§ **Task objective**:
Check each line of the data below for the word "JSON", then extract the ones that have it.

§ **Records for this exercise**:
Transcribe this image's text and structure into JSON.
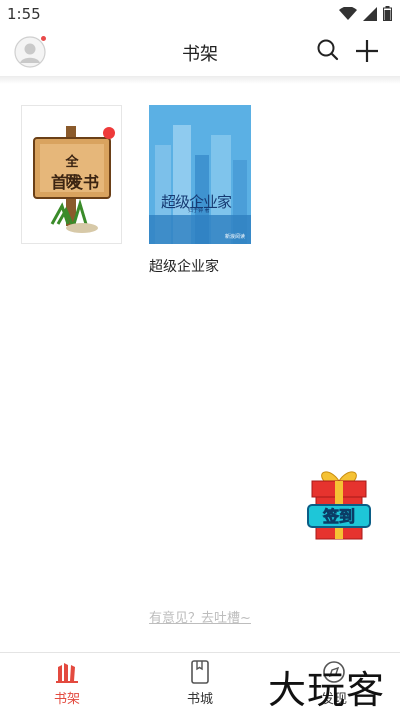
{
  "status_bar": {
    "time": "1:55",
    "icons": [
      "wifi-icon",
      "signal-icon",
      "battery-icon"
    ]
  },
  "header": {
    "title": "书架",
    "icons": [
      "avatar",
      "search-icon",
      "plus-icon"
    ]
  },
  "books": [
    {
      "cover_line1": "全网",
      "cover_line2": "首发书",
      "title": "",
      "new_badge": true
    },
    {
      "cover_title": "超级企业家",
      "cover_author": "归于钟 著",
      "cover_logo": "新浪阅读",
      "title": "超级企业家"
    }
  ],
  "floating": {
    "gift_label": "签到"
  },
  "feedback_link": "有意见？去吐槽~",
  "bottom_nav": [
    {
      "label": "书架",
      "icon": "bookshelf-icon",
      "active": true
    },
    {
      "label": "书城",
      "icon": "book-icon",
      "active": false
    },
    {
      "label": "发现",
      "icon": "discover-icon",
      "active": false
    }
  ],
  "watermark": "大玩客",
  "colors": {
    "accent": "#e34a3f",
    "badge": "#ee3a3a",
    "muted": "#bdbdbd"
  }
}
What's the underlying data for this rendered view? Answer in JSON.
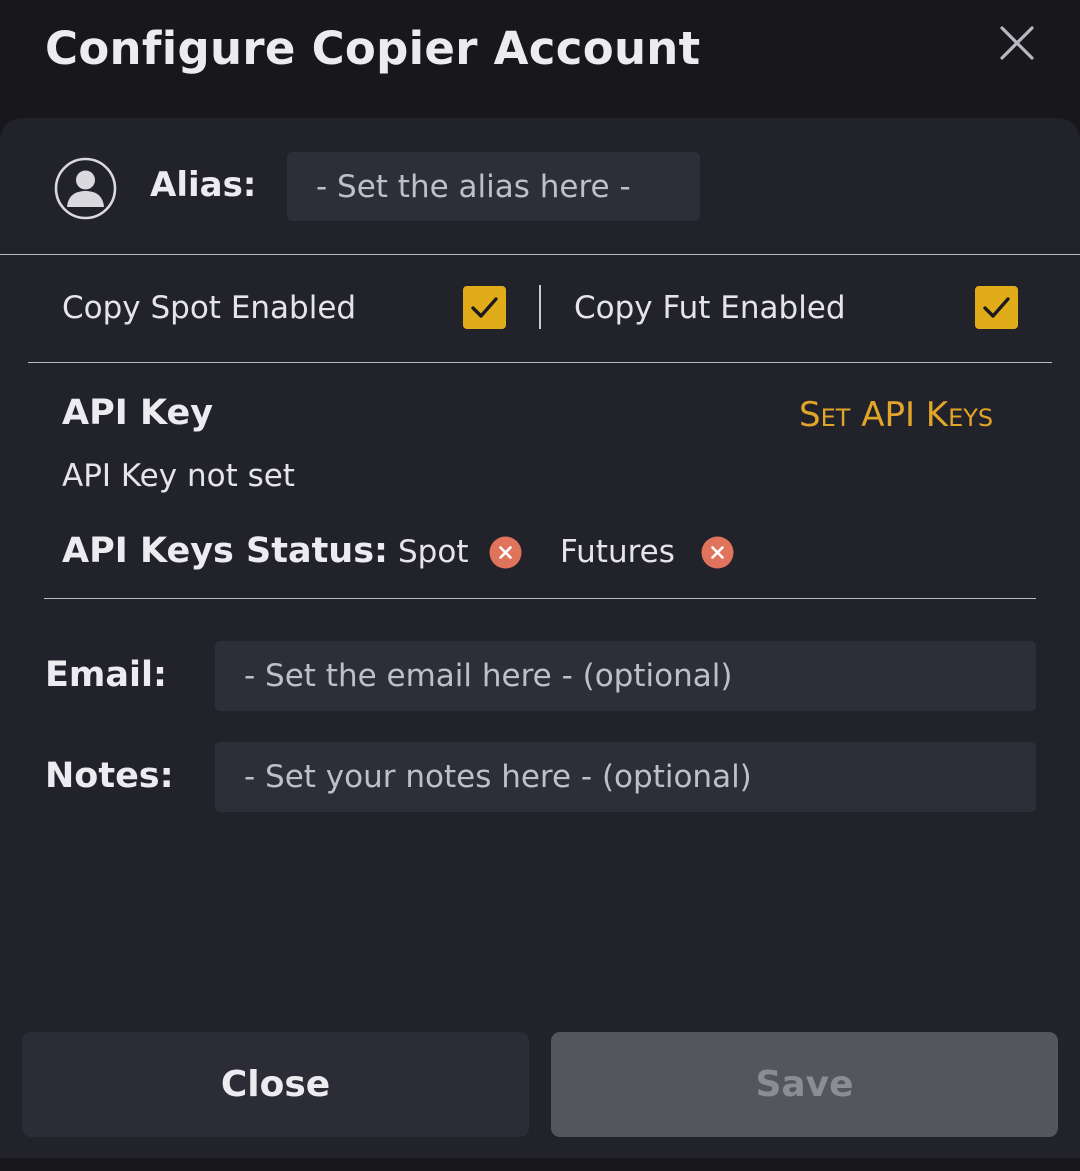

§ **Answer for the task**:
Transcribe this image's text and structure into JSON.
What's the underlying data for this rendered view? Answer in JSON.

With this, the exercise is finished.